Me personally, I tend to play these types of games with a healthy lean towards the whitehat side, (probably my old age) but this game made it difficult to consistently do that. Much like in real life, This is The Police demonstrates that it’s not as simple as choosing right over wrong, but rather deciding which wrong choice you can you live with. And sometimes, when you make what seems like the obvious “right” choice, a lot of bad things seem to happen to those around you, and sometimes dipping a toe into the “dark side” may make it easier for everyone in the end. Of course, if you dip your toe into the darkness too many times, you just might fall in, and when that happens, it can be pretty damn hard to dig your way out.
There were more than a few moments towards the end of my playtime that I wished I could have fast-forwarded some of the daily “work” minutia, but in the end, the story always brought me back. If you don’t mind a morally ambiguous story, and carrying the heavy weight from the decisions that you make, (and a bit of drag for 3 or 4 hours in the middle) then This is the Police may just be worth your time.

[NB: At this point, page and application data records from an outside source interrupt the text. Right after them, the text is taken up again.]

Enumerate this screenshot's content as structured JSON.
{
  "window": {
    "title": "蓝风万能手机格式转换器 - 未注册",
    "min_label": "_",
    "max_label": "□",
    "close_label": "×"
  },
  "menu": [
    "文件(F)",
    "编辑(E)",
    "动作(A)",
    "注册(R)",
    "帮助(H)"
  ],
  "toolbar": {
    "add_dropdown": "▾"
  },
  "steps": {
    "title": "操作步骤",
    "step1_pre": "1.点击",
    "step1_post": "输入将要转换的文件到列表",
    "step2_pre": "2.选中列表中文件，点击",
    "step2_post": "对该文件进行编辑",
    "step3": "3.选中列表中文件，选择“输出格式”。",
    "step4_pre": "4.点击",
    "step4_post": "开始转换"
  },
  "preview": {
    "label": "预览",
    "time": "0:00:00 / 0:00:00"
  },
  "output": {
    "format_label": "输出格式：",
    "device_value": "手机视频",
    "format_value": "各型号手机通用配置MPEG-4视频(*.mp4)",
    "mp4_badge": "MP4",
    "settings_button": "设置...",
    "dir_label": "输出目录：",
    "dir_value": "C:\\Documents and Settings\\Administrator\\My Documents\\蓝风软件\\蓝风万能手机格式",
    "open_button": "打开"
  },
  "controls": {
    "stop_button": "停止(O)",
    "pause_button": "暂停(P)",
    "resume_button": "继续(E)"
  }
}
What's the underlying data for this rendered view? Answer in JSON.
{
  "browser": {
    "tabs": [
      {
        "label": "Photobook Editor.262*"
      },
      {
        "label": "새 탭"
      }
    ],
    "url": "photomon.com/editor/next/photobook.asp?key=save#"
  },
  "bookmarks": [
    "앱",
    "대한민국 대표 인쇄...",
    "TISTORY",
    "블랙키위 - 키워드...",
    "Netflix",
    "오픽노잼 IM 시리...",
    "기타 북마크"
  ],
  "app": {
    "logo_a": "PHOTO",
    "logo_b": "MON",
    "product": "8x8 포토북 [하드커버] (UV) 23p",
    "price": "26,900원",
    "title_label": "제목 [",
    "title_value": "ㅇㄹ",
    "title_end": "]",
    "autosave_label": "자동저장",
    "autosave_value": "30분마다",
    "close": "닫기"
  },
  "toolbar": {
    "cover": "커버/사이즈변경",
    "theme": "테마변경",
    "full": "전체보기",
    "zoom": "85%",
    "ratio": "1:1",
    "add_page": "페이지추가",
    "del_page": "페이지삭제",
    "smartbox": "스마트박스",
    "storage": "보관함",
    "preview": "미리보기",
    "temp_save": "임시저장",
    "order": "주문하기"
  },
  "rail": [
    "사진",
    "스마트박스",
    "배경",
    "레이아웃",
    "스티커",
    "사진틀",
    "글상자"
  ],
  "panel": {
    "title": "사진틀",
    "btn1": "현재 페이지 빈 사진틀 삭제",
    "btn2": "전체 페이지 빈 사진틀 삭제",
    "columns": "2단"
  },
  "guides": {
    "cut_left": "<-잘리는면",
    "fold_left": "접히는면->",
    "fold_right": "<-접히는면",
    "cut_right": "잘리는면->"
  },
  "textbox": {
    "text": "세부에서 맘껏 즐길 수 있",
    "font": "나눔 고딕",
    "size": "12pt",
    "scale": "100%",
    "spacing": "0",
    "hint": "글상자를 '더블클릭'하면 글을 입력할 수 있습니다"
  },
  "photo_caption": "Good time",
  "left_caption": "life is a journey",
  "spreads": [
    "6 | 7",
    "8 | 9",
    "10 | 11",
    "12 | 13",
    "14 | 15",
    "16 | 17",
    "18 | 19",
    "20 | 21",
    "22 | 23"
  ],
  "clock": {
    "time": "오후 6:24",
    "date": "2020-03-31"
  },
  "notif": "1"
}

This is The Police PS4 Review
A cool story with great writing and voice acting, hampered only by the day-to-day mechanics of running a police station. I could argue the game would have been better if the 18 hours of playtime had been trimmed to 13 or 14, but I still wouldn’t hesitate to recommend it to gamers who love a well told story and don’t need constant action.
Review Disclaimer: This review was carried out using a digital code provided by the publisher. For more information, please read our Review Policy.
*Reviewed using Base PS4.